As President Obama releases his report urging the expansion of the earned income tax credit (EITC), he cites Hamilton Project expert John Karl Scholz's proposal to expand the EITC to apply to childless, low-wage workers in economically depressed areas.
Scholz has done extensive research focusing on the expansion of EITC, the return of low-skill workers to the labor force and low-income families. In his Hamilton Project paper, Scholz proposes a two-part policy to address interrelated problems of many low-income, distressed communities which are faced with high unemployment rates, high incarceration rates of low-skilled men, and a growing fraction of children being raised in single-parent households. Scholz suggests that expanding the EITC for childless, low-wage workers will have similar positive outcomes as seen for low-income families with children. Sholz’s proposal also targets wage subsidy for low-wage workers, “whereby the federal government would pay subsidies of 50 percent of the difference between the worker’s market wage and a target wage of $11.30 per hour.”

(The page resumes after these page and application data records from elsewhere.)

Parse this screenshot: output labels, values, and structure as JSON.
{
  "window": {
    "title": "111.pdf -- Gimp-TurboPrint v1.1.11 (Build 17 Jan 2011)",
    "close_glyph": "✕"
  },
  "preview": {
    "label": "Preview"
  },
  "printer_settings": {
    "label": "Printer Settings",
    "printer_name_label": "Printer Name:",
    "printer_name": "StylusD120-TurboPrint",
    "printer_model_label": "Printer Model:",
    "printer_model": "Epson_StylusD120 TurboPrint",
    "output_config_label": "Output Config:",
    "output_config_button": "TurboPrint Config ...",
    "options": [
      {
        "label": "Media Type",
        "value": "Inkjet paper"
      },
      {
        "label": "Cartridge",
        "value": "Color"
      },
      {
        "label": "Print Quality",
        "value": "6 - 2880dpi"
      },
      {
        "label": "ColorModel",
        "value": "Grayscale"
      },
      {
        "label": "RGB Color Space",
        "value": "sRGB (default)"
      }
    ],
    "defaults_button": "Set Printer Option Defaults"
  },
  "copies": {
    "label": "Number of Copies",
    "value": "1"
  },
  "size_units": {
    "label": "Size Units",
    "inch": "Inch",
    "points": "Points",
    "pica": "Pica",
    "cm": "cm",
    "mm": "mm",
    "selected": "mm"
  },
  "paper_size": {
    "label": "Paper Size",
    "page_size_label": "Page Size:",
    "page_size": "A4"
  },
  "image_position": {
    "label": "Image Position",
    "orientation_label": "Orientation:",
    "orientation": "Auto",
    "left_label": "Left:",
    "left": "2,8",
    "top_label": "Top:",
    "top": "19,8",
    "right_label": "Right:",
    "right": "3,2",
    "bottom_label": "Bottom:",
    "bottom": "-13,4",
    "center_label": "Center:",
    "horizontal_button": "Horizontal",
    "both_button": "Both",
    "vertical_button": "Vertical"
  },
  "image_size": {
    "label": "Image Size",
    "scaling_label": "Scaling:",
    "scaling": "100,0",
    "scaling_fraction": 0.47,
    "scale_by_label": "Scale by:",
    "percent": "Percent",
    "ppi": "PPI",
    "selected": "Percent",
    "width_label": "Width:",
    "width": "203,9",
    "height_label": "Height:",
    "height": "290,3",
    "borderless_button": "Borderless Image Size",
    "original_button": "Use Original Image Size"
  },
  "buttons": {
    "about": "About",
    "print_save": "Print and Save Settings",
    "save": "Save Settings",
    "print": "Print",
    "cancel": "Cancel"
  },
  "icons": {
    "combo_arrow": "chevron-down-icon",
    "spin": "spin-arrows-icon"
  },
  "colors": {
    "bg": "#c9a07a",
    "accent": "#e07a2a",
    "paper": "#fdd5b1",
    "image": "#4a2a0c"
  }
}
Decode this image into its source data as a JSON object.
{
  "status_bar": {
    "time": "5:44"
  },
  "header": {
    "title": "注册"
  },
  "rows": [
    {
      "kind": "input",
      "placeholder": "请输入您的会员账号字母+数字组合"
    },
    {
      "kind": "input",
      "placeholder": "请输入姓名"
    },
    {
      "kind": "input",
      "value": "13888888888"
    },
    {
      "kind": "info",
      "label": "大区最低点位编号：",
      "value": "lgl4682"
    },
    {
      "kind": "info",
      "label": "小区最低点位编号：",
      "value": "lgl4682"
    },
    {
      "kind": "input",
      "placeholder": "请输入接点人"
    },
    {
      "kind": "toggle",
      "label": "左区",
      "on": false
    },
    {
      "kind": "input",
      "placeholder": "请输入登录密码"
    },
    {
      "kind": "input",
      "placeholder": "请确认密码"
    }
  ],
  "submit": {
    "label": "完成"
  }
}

For details on how Scholz would implement an expansion of the EITC click here>>